"Sex educators need to know their limitations. So, if a couple walks into the door and they are engaged in sadomasochism, I send them to another sex therapist or to a psychiatrist. Even though I'm fine with anything two consenting adults want to do in the privacy of their own bedroom, or living room or on their kitchen floor, the sex therapist has to be able to visualize what people do. I cannot visualize bondage and all that. It's not for me."


Who knew Dr. Ruth was such a square? Still, this relationship advice is pretty spot-on:

"I would say the most important aspect in a relationship, be it gay or heterosexual, is the relationship itself. The biggest danger is boredom. If sex is engaged every week on the same day in the same hour and in the same position, then it's very boring, and the relationship will go to sleep."


Says Dr. Ruth — who at 83 still likes to dance with the likes of Wyclef Jean at events — "Boredom is the biggest danger in everything in life."

Photo by Douglas Friedman, via Garage

Garage Wisdom: Dr. Ruth [Garage Magazine]
Garage [Official Site]

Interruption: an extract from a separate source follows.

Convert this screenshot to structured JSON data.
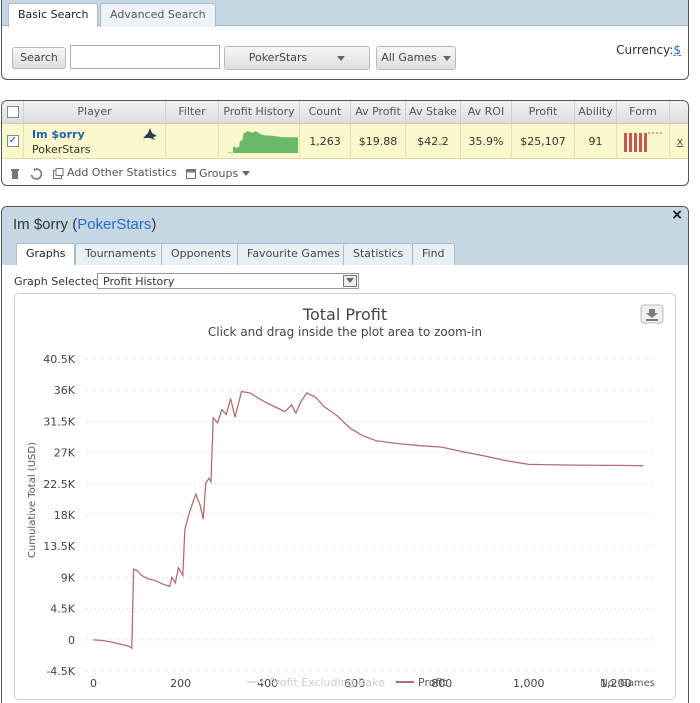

All she's doing is trying not to mess up other people's good thing — she doesn't "get it," so she refers people. She's not saying "Burn In Hell Sinner." She's saying "i don't get it but this Dr. might." Which is something bad doctors never say.